▶ _WORK INSTRUCTION_: Take every line containing "ajaxSettings" from the material and copy it.

++++++++

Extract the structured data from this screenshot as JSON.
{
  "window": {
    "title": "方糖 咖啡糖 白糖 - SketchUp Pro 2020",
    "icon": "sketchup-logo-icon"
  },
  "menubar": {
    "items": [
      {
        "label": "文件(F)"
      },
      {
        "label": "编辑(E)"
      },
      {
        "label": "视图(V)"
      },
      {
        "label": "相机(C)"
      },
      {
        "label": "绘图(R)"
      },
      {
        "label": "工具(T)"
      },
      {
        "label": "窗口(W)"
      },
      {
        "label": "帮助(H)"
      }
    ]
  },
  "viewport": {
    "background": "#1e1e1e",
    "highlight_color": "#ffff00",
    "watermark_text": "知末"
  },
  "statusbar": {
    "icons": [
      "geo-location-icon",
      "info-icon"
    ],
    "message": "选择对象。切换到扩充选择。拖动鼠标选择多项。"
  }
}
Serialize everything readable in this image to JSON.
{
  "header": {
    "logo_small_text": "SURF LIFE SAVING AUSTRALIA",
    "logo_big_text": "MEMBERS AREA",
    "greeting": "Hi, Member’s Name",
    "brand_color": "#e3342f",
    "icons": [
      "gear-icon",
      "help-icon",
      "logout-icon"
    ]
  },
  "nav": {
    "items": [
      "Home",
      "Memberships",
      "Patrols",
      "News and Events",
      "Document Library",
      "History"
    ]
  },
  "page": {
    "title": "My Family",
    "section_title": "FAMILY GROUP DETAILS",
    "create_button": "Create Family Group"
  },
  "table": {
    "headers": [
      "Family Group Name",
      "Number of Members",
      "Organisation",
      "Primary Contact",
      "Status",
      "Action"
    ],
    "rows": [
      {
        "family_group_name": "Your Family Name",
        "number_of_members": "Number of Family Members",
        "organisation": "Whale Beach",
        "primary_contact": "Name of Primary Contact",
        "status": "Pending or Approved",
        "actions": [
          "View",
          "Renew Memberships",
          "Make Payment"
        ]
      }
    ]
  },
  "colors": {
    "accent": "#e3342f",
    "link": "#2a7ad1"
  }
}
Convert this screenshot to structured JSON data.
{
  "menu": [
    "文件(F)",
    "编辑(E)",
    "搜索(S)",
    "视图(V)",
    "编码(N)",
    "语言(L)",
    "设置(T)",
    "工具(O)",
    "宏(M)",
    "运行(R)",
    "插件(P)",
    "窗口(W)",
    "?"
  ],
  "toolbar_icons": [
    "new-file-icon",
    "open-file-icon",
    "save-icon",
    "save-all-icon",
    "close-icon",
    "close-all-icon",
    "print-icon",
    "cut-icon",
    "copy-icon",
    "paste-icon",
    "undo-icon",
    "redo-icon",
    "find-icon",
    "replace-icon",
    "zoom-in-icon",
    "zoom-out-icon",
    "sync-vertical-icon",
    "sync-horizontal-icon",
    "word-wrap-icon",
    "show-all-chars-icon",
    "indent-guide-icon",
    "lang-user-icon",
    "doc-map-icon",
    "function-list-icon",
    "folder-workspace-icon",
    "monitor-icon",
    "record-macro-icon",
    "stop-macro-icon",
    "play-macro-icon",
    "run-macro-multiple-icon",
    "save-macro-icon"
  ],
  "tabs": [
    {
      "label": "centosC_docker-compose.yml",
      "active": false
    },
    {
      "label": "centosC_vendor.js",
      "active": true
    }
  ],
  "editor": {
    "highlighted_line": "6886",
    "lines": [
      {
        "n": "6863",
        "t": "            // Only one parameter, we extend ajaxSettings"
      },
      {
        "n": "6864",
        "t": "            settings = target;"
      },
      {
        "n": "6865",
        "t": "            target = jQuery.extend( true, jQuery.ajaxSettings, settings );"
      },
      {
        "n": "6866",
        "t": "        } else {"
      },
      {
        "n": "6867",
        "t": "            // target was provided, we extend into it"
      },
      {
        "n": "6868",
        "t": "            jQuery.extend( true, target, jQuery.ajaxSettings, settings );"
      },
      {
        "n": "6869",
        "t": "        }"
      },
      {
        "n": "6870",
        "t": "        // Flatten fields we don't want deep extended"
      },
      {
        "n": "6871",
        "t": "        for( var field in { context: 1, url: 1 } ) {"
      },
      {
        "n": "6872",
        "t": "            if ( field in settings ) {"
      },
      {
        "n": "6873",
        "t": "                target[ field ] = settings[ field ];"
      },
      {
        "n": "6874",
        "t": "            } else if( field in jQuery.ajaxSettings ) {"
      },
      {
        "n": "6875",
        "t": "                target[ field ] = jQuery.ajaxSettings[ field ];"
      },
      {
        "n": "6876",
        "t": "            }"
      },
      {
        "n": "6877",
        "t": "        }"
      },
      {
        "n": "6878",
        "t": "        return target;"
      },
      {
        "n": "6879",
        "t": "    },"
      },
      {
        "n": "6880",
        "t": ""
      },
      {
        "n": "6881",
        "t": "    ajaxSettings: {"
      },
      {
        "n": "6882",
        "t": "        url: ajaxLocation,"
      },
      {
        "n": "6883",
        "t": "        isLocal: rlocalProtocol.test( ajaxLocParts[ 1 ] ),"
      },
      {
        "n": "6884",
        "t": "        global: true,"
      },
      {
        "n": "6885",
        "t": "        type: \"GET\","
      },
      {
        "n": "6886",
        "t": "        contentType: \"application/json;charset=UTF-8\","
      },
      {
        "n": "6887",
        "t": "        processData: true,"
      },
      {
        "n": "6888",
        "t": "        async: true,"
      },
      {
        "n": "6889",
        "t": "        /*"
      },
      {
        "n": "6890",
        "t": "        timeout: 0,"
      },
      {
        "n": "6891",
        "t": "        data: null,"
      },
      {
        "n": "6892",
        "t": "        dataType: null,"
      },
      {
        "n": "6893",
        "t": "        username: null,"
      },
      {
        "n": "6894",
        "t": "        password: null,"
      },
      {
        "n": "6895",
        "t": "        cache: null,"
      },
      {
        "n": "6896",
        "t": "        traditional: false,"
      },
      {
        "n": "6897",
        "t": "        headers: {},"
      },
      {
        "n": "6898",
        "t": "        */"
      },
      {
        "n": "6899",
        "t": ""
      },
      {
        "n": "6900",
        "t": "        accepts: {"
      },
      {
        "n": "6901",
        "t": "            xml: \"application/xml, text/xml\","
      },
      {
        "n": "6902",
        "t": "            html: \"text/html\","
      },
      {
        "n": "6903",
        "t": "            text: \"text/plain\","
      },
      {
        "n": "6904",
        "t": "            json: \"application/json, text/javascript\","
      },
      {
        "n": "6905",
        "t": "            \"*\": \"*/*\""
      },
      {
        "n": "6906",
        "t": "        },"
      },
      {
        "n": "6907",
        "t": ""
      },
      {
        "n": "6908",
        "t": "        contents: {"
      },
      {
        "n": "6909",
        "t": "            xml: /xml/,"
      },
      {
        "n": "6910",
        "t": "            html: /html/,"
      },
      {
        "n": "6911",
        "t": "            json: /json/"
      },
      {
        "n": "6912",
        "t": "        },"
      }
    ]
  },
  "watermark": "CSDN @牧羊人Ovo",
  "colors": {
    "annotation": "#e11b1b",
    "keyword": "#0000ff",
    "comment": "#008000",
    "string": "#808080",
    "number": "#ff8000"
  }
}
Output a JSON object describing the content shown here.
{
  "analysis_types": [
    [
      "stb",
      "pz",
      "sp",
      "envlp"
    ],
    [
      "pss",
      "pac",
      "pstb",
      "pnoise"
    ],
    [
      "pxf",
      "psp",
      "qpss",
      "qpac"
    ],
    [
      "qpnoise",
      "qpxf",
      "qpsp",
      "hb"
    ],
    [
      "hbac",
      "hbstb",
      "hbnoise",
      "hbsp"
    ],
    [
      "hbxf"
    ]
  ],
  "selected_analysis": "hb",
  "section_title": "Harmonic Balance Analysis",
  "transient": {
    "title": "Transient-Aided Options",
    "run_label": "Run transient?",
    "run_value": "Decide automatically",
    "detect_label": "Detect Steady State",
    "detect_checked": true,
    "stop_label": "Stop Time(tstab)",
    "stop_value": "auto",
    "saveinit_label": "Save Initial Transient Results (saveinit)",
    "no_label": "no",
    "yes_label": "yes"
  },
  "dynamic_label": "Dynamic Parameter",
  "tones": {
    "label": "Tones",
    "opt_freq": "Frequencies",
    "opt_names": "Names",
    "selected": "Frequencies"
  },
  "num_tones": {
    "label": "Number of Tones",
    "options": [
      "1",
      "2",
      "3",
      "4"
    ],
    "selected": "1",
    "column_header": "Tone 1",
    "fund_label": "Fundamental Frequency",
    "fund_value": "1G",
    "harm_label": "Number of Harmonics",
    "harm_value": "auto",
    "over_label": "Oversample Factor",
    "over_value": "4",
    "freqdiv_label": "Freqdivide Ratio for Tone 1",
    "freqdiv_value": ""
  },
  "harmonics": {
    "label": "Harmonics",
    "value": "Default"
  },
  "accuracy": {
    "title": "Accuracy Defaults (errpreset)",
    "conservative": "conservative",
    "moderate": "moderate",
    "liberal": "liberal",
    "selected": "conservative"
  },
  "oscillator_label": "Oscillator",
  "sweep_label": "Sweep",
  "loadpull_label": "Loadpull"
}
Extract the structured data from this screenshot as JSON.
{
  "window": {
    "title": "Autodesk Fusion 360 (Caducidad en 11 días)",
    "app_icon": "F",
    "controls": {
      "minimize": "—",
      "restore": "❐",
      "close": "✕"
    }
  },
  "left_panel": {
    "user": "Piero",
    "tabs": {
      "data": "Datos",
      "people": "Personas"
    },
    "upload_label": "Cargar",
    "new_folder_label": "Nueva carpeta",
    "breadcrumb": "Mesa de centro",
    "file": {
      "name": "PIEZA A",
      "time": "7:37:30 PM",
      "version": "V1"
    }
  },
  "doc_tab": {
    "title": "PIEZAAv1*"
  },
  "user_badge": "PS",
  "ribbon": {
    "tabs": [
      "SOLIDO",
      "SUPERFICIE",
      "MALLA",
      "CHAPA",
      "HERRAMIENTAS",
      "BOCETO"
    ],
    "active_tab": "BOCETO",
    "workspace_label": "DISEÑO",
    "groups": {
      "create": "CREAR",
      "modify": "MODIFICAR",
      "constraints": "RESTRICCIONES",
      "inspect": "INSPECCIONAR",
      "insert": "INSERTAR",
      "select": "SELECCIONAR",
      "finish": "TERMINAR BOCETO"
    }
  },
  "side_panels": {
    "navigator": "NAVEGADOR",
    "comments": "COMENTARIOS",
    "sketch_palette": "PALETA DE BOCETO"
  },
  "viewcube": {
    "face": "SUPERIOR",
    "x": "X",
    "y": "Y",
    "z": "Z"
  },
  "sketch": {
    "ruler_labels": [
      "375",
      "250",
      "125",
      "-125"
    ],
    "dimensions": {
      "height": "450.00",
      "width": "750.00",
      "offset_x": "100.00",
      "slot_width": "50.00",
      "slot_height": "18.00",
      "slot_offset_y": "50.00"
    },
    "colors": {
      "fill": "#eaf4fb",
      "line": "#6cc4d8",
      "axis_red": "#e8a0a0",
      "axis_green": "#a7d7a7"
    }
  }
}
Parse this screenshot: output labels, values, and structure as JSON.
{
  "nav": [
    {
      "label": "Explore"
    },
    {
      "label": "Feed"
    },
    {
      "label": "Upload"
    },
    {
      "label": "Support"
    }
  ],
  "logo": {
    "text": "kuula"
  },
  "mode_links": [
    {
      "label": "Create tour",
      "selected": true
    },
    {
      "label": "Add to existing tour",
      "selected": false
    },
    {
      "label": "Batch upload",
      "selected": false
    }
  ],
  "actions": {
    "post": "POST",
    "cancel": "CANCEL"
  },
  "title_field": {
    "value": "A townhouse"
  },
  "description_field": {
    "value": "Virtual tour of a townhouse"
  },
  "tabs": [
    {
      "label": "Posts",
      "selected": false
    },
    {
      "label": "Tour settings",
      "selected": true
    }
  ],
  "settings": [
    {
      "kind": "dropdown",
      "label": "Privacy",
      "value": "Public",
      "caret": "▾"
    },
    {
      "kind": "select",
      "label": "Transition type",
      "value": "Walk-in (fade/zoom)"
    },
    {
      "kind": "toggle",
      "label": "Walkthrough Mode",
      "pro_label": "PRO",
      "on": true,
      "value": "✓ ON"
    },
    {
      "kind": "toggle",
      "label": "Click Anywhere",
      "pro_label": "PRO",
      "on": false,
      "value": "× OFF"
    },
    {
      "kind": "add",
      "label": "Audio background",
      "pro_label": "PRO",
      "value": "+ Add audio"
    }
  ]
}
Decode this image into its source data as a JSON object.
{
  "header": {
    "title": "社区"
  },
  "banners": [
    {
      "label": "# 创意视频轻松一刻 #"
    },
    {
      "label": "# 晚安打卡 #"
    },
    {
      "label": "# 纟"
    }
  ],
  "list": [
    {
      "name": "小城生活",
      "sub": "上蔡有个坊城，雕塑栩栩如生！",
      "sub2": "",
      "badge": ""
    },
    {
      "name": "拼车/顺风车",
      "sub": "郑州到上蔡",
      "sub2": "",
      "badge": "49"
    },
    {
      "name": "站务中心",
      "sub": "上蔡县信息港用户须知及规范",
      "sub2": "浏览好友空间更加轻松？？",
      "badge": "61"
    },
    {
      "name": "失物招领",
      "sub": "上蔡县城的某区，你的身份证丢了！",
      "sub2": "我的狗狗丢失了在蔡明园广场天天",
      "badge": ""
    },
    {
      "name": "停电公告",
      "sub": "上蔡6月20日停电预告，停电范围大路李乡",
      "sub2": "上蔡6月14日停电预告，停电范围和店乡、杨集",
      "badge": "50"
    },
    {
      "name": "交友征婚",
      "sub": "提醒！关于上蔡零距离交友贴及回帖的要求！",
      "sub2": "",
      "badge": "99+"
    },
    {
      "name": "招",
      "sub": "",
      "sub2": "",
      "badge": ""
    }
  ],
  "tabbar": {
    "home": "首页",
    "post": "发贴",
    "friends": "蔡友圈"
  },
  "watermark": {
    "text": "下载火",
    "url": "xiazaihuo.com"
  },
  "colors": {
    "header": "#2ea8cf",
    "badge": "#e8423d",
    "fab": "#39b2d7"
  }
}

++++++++

▶ _TASK SOLUTION_:
        "t": "            // Only one parameter, we extend ajaxSettings"
        "t": "            target = jQuery.extend( true, jQuery.ajaxSettings, settings );"
        "t": "            jQuery.extend( true, target, jQuery.ajaxSettings, settings );"
        "t": "            } else if( field in jQuery.ajaxSettings ) {"
        "t": "                target[ field ] = jQuery.ajaxSettings[ field ];"
        "t": "    ajaxSettings: {"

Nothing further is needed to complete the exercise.